Material to process Start Marker

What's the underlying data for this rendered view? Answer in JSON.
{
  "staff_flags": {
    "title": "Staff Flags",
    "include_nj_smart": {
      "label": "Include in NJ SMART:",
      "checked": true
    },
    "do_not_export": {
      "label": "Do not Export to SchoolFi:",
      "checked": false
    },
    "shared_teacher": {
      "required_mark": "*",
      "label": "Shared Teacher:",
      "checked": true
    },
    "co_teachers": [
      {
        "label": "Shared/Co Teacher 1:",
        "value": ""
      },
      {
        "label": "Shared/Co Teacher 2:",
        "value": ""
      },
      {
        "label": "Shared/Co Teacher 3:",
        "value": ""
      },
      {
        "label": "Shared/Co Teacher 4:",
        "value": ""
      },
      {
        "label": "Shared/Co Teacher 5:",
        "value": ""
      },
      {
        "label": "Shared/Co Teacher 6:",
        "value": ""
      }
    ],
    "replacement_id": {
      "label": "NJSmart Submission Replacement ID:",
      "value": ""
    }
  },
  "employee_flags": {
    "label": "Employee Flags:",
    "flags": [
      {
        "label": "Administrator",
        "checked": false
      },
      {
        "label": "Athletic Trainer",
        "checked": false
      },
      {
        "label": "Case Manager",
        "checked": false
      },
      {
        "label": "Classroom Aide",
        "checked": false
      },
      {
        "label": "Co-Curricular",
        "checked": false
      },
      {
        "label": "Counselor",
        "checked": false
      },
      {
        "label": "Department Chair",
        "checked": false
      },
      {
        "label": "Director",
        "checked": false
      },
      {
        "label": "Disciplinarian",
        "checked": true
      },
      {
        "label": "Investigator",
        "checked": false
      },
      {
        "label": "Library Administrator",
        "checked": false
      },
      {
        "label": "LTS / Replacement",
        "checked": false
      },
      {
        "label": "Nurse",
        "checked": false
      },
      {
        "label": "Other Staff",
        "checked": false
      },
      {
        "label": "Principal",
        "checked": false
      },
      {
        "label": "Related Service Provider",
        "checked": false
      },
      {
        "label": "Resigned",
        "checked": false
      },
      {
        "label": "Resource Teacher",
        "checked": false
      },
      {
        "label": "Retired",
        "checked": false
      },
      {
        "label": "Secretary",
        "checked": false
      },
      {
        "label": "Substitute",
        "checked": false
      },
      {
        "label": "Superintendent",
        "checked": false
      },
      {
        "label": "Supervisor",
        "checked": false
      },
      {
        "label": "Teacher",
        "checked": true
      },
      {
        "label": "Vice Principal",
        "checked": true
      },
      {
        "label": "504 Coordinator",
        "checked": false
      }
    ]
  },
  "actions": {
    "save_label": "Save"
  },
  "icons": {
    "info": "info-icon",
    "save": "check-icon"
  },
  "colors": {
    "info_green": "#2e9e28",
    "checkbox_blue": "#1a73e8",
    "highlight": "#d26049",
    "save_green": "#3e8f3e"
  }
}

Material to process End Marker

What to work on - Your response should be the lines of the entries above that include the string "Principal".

Exercise response -
        "label": "Principal",
        "label": "Vice Principal",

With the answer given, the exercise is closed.